Apparently Spicer reached his “breaking point” after Trump named his new Director of Communications—someone who seems to be little more than a grandstander and show boater. But Spicer had been working for the biggest grand stander and show boater ever to occupy the Oval Office—so why quit? Before retirement, most people quit jobs to move on to something better—better pay and better working conditions. Statistics show that American workers rarely work at one job until retirement anymore. Workers now change jobs about every seven years. So, saying “I Quit” or “take this job and shove it” is not uncommon. But even this data is misleading because many workers today are temps, or contract workers and not permanent. So changing jobs becomes part of the workforce environment.

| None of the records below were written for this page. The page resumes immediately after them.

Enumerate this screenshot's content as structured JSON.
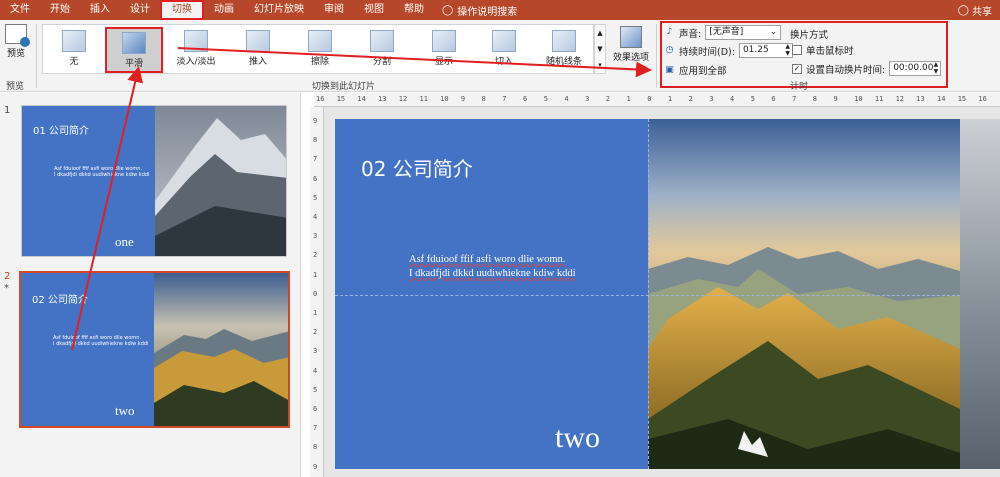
{
  "tabs": [
    {
      "label": "文件",
      "active": false
    },
    {
      "label": "开始",
      "active": false
    },
    {
      "label": "插入",
      "active": false
    },
    {
      "label": "设计",
      "active": false
    },
    {
      "label": "切换",
      "active": true
    },
    {
      "label": "动画",
      "active": false
    },
    {
      "label": "幻灯片放映",
      "active": false
    },
    {
      "label": "审阅",
      "active": false
    },
    {
      "label": "视图",
      "active": false
    },
    {
      "label": "帮助",
      "active": false
    }
  ],
  "tell_me": "操作说明搜索",
  "share": "共享",
  "ribbon": {
    "preview_label": "预览",
    "preview_group": "预览",
    "transitions": [
      "无",
      "平滑",
      "淡入/淡出",
      "推入",
      "擦除",
      "分割",
      "显示",
      "切入",
      "随机线条"
    ],
    "selected_transition": "平滑",
    "effect_options": "效果选项",
    "transitions_group": "切换到此幻灯片",
    "timing": {
      "sound_label": "声音:",
      "sound_value": "[无声音]",
      "duration_label": "持续时间(D):",
      "duration_value": "01.25",
      "apply_all": "应用到全部",
      "advance_title": "换片方式",
      "on_click": "单击鼠标时",
      "on_click_checked": false,
      "after_label": "设置自动换片时间:",
      "after_checked": true,
      "after_value": "00:00.00",
      "group_label": "计时"
    }
  },
  "slides": [
    {
      "number": "1",
      "title": "01 公司简介",
      "body_1": "Asf  fduioof  ffif asfi woro dlie womn.",
      "body_2": "I dkadfjdi dkkd uudiwhiekne kdiw kddi",
      "word": "one",
      "selected": false
    },
    {
      "number": "2",
      "star": "*",
      "title": "02 公司简介",
      "body_1": "Asf  fduioof  ffif asfi woro dlie womn.",
      "body_2": "I dkadfjdi dkkd uudiwhiekne kdiw kddi",
      "word": "two",
      "selected": true
    }
  ],
  "main_slide": {
    "title": "02 公司简介",
    "body_1": "Asf  fduioof  ffif asfi woro dlie womn.",
    "body_2": "I dkadfjdi dkkd uudiwhiekne kdiw kddi",
    "word": "two"
  },
  "ruler_h": [
    "16",
    "15",
    "14",
    "13",
    "12",
    "11",
    "10",
    "9",
    "8",
    "7",
    "6",
    "5",
    "4",
    "3",
    "2",
    "1",
    "0",
    "1",
    "2",
    "3",
    "4",
    "5",
    "6",
    "7",
    "8",
    "9",
    "10",
    "11",
    "12",
    "13",
    "14",
    "15",
    "16"
  ],
  "ruler_v": [
    "9",
    "8",
    "7",
    "6",
    "5",
    "4",
    "3",
    "2",
    "1",
    "0",
    "1",
    "2",
    "3",
    "4",
    "5",
    "6",
    "7",
    "8",
    "9"
  ],
  "colors": {
    "accent": "#b7472a",
    "slide_bg": "#4472c4",
    "highlight": "#e02020"
  }
}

But when should a person say “I Quit” for moral or ethical reasons? Should an employee remain in a job knowing that their employer is, let’s say defrauding the public or doing something illegal? Should you turn a blind eye to workplace dishonesty? Or, should your attitude be “that’s them” and not me? If you know of such behavior are you guilty by association? When should your own personal code of conduct demand that you not be a part of an organization that promotes or engages in behavior that is offensive to your own moral code? What about people who agree to a code of silence and not become snitches when they know who is committing crimes in their neighborhood? Should these people say, “I Quit” being a part of this community destruction and speak up? Should the personal cost of telling be the first concern? When is it better to just be quiet and not speak up? Saying “I Quit” might come easier for some people than others because of a range of factors. Saying “I refuse to be a part of this anymore,” is the best way to rephrase “I Quit.” By making your own self preservation and self betterment, your own moral code or personal ethics, your own dignity and self worth, the reason why you are choosing to “move on” will make saying “I Quit” come a lot easier. I think this is the decision Spicer finally realized he had to make.
Copyright 2017 – L. Arthalia Cravin. All rights Reserved. No part of this commentary may be reproduced, stored in a retrieval system, or transmitted by any means, electronic, mechanical, photocopying, recording, or otherwise, without written permission from the author.